» EXERCISE GOAL:
Copy out the material in full. Leave every line as it is.
====== DATASET EXTRACT ======
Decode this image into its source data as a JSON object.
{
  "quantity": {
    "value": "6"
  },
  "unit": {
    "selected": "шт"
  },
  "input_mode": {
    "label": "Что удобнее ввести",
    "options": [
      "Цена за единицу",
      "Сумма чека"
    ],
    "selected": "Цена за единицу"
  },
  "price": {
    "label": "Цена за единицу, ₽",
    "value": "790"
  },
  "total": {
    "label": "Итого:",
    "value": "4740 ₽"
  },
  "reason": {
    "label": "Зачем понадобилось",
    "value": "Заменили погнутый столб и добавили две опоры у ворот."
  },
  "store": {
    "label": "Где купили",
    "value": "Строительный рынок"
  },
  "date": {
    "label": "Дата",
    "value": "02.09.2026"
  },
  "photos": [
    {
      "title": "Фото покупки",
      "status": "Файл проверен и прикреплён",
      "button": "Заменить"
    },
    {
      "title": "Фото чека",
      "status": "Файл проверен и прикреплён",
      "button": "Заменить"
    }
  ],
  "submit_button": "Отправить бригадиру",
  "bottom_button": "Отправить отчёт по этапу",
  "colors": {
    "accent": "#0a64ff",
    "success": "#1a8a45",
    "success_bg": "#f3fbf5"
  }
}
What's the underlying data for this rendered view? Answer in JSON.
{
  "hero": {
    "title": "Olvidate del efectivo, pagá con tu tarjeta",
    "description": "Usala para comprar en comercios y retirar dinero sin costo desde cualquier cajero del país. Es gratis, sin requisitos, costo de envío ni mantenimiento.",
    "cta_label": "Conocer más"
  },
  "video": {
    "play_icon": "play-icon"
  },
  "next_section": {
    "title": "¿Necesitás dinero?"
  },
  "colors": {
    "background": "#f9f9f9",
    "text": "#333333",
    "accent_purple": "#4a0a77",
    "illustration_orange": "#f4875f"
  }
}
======
» SOLUTION FOR THIS EXERCISE:
Decode this image into its source data as a JSON object.
{
  "quantity": {
    "value": "6"
  },
  "unit": {
    "selected": "шт"
  },
  "input_mode": {
    "label": "Что удобнее ввести",
    "options": [
      "Цена за единицу",
      "Сумма чека"
    ],
    "selected": "Цена за единицу"
  },
  "price": {
    "label": "Цена за единицу, ₽",
    "value": "790"
  },
  "total": {
    "label": "Итого:",
    "value": "4740 ₽"
  },
  "reason": {
    "label": "Зачем понадобилось",
    "value": "Заменили погнутый столб и добавили две опоры у ворот."
  },
  "store": {
    "label": "Где купили",
    "value": "Строительный рынок"
  },
  "date": {
    "label": "Дата",
    "value": "02.09.2026"
  },
  "photos": [
    {
      "title": "Фото покупки",
      "status": "Файл проверен и прикреплён",
      "button": "Заменить"
    },
    {
      "title": "Фото чека",
      "status": "Файл проверен и прикреплён",
      "button": "Заменить"
    }
  ],
  "submit_button": "Отправить бригадиру",
  "bottom_button": "Отправить отчёт по этапу",
  "colors": {
    "accent": "#0a64ff",
    "success": "#1a8a45",
    "success_bg": "#f3fbf5"
  }
}
What's the underlying data for this rendered view? Answer in JSON.
{
  "hero": {
    "title": "Olvidate del efectivo, pagá con tu tarjeta",
    "description": "Usala para comprar en comercios y retirar dinero sin costo desde cualquier cajero del país. Es gratis, sin requisitos, costo de envío ni mantenimiento.",
    "cta_label": "Conocer más"
  },
  "video": {
    "play_icon": "play-icon"
  },
  "next_section": {
    "title": "¿Necesitás dinero?"
  },
  "colors": {
    "background": "#f9f9f9",
    "text": "#333333",
    "accent_purple": "#4a0a77",
    "illustration_orange": "#f4875f"
  }
}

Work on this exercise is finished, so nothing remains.